__What the exercise asks__. Retype the data below, every word of it, exactly.

Data items:
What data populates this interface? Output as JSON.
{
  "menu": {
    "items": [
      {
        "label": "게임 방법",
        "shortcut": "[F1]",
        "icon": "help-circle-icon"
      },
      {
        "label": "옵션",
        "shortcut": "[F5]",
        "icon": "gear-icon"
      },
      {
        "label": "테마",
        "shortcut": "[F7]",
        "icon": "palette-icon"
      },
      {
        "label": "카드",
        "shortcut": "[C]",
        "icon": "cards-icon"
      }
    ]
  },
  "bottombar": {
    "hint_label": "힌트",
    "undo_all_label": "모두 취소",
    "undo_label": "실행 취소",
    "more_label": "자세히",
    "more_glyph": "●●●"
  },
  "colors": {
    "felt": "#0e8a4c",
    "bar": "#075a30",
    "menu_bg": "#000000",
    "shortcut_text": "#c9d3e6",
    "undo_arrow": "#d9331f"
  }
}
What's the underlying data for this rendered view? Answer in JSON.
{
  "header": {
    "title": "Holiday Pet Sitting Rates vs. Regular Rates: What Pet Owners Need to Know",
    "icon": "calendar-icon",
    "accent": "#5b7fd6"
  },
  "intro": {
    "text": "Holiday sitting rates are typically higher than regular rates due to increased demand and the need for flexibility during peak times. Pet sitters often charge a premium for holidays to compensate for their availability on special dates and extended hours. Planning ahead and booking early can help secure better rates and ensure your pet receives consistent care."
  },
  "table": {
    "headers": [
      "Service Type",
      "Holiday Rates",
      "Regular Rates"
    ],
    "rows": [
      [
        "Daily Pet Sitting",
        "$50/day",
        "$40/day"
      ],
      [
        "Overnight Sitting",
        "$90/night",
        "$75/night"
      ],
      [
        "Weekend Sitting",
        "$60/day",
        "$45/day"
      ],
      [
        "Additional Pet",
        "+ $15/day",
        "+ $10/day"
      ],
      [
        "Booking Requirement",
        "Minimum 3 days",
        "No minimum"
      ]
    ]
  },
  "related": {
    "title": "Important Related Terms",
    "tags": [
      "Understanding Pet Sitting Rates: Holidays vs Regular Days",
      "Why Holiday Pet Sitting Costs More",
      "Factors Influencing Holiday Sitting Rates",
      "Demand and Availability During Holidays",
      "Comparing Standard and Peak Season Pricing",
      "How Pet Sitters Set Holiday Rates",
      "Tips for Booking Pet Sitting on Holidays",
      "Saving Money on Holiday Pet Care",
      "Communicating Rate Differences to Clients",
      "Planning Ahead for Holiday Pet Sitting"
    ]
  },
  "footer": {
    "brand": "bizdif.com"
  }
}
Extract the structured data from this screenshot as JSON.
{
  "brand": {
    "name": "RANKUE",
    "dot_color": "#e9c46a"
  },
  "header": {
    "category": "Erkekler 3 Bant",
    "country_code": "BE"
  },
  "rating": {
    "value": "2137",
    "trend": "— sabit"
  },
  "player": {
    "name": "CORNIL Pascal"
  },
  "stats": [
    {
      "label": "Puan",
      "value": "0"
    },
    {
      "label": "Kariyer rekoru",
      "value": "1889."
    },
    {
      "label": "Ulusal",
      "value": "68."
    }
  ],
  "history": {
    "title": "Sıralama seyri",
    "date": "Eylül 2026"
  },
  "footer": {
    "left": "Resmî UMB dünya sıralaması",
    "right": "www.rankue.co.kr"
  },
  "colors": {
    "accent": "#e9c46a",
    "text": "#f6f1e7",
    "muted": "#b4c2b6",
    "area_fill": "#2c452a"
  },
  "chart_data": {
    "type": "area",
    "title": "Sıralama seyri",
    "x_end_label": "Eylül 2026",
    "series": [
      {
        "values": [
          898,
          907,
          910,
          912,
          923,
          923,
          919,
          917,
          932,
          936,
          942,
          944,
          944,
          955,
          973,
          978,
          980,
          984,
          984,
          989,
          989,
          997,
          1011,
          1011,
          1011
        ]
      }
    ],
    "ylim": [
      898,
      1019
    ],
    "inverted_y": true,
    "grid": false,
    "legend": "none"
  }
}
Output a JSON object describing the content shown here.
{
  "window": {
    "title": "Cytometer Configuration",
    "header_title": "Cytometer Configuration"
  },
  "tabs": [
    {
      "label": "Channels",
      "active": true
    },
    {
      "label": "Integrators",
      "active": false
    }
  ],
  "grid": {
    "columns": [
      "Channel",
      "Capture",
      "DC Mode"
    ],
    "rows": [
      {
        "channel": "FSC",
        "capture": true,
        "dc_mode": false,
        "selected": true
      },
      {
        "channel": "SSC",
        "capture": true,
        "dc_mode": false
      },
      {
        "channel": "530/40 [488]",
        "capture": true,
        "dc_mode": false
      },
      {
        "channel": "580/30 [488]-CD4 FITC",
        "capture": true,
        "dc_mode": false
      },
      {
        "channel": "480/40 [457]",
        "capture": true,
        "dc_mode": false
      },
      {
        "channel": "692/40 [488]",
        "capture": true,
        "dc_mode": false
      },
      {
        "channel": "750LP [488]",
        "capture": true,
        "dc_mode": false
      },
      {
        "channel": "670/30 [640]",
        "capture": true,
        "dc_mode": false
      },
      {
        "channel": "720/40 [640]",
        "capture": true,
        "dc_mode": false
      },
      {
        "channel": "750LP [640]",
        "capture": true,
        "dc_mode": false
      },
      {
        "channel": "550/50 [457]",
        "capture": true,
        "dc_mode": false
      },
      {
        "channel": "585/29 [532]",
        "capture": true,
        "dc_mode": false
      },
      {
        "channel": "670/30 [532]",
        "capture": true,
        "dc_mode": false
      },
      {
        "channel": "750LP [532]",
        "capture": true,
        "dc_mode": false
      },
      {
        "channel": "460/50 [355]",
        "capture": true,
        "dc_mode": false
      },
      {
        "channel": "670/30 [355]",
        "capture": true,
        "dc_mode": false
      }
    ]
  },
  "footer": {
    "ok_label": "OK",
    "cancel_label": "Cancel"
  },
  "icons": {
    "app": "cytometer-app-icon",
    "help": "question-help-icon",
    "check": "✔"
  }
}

__Solution__.
What data populates this interface? Output as JSON.
{
  "menu": {
    "items": [
      {
        "label": "게임 방법",
        "shortcut": "[F1]",
        "icon": "help-circle-icon"
      },
      {
        "label": "옵션",
        "shortcut": "[F5]",
        "icon": "gear-icon"
      },
      {
        "label": "테마",
        "shortcut": "[F7]",
        "icon": "palette-icon"
      },
      {
        "label": "카드",
        "shortcut": "[C]",
        "icon": "cards-icon"
      }
    ]
  },
  "bottombar": {
    "hint_label": "힌트",
    "undo_all_label": "모두 취소",
    "undo_label": "실행 취소",
    "more_label": "자세히",
    "more_glyph": "●●●"
  },
  "colors": {
    "felt": "#0e8a4c",
    "bar": "#075a30",
    "menu_bg": "#000000",
    "shortcut_text": "#c9d3e6",
    "undo_arrow": "#d9331f"
  }
}
What's the underlying data for this rendered view? Answer in JSON.
{
  "header": {
    "title": "Holiday Pet Sitting Rates vs. Regular Rates: What Pet Owners Need to Know",
    "icon": "calendar-icon",
    "accent": "#5b7fd6"
  },
  "intro": {
    "text": "Holiday sitting rates are typically higher than regular rates due to increased demand and the need for flexibility during peak times. Pet sitters often charge a premium for holidays to compensate for their availability on special dates and extended hours. Planning ahead and booking early can help secure better rates and ensure your pet receives consistent care."
  },
  "table": {
    "headers": [
      "Service Type",
      "Holiday Rates",
      "Regular Rates"
    ],
    "rows": [
      [
        "Daily Pet Sitting",
        "$50/day",
        "$40/day"
      ],
      [
        "Overnight Sitting",
        "$90/night",
        "$75/night"
      ],
      [
        "Weekend Sitting",
        "$60/day",
        "$45/day"
      ],
      [
        "Additional Pet",
        "+ $15/day",
        "+ $10/day"
      ],
      [
        "Booking Requirement",
        "Minimum 3 days",
        "No minimum"
      ]
    ]
  },
  "related": {
    "title": "Important Related Terms",
    "tags": [
      "Understanding Pet Sitting Rates: Holidays vs Regular Days",
      "Why Holiday Pet Sitting Costs More",
      "Factors Influencing Holiday Sitting Rates",
      "Demand and Availability During Holidays",
      "Comparing Standard and Peak Season Pricing",
      "How Pet Sitters Set Holiday Rates",
      "Tips for Booking Pet Sitting on Holidays",
      "Saving Money on Holiday Pet Care",
      "Communicating Rate Differences to Clients",
      "Planning Ahead for Holiday Pet Sitting"
    ]
  },
  "footer": {
    "brand": "bizdif.com"
  }
}
Extract the structured data from this screenshot as JSON.
{
  "brand": {
    "name": "RANKUE",
    "dot_color": "#e9c46a"
  },
  "header": {
    "category": "Erkekler 3 Bant",
    "country_code": "BE"
  },
  "rating": {
    "value": "2137",
    "trend": "— sabit"
  },
  "player": {
    "name": "CORNIL Pascal"
  },
  "stats": [
    {
      "label": "Puan",
      "value": "0"
    },
    {
      "label": "Kariyer rekoru",
      "value": "1889."
    },
    {
      "label": "Ulusal",
      "value": "68."
    }
  ],
  "history": {
    "title": "Sıralama seyri",
    "date": "Eylül 2026"
  },
  "footer": {
    "left": "Resmî UMB dünya sıralaması",
    "right": "www.rankue.co.kr"
  },
  "colors": {
    "accent": "#e9c46a",
    "text": "#f6f1e7",
    "muted": "#b4c2b6",
    "area_fill": "#2c452a"
  },
  "chart_data": {
    "type": "area",
    "title": "Sıralama seyri",
    "x_end_label": "Eylül 2026",
    "series": [
      {
        "values": [
          898,
          907,
          910,
          912,
          923,
          923,
          919,
          917,
          932,
          936,
          942,
          944,
          944,
          955,
          973,
          978,
          980,
          984,
          984,
          989,
          989,
          997,
          1011,
          1011,
          1011
        ]
      }
    ],
    "ylim": [
      898,
      1019
    ],
    "inverted_y": true,
    "grid": false,
    "legend": "none"
  }
}
Output a JSON object describing the content shown here.
{
  "window": {
    "title": "Cytometer Configuration",
    "header_title": "Cytometer Configuration"
  },
  "tabs": [
    {
      "label": "Channels",
      "active": true
    },
    {
      "label": "Integrators",
      "active": false
    }
  ],
  "grid": {
    "columns": [
      "Channel",
      "Capture",
      "DC Mode"
    ],
    "rows": [
      {
        "channel": "FSC",
        "capture": true,
        "dc_mode": false,
        "selected": true
      },
      {
        "channel": "SSC",
        "capture": true,
        "dc_mode": false
      },
      {
        "channel": "530/40 [488]",
        "capture": true,
        "dc_mode": false
      },
      {
        "channel": "580/30 [488]-CD4 FITC",
        "capture": true,
        "dc_mode": false
      },
      {
        "channel": "480/40 [457]",
        "capture": true,
        "dc_mode": false
      },
      {
        "channel": "692/40 [488]",
        "capture": true,
        "dc_mode": false
      },
      {
        "channel": "750LP [488]",
        "capture": true,
        "dc_mode": false
      },
      {
        "channel": "670/30 [640]",
        "capture": true,
        "dc_mode": false
      },
      {
        "channel": "720/40 [640]",
        "capture": true,
        "dc_mode": false
      },
      {
        "channel": "750LP [640]",
        "capture": true,
        "dc_mode": false
      },
      {
        "channel": "550/50 [457]",
        "capture": true,
        "dc_mode": false
      },
      {
        "channel": "585/29 [532]",
        "capture": true,
        "dc_mode": false
      },
      {
        "channel": "670/30 [532]",
        "capture": true,
        "dc_mode": false
      },
      {
        "channel": "750LP [532]",
        "capture": true,
        "dc_mode": false
      },
      {
        "channel": "460/50 [355]",
        "capture": true,
        "dc_mode": false
      },
      {
        "channel": "670/30 [355]",
        "capture": true,
        "dc_mode": false
      }
    ]
  },
  "footer": {
    "ok_label": "OK",
    "cancel_label": "Cancel"
  },
  "icons": {
    "app": "cytometer-app-icon",
    "help": "question-help-icon",
    "check": "✔"
  }
}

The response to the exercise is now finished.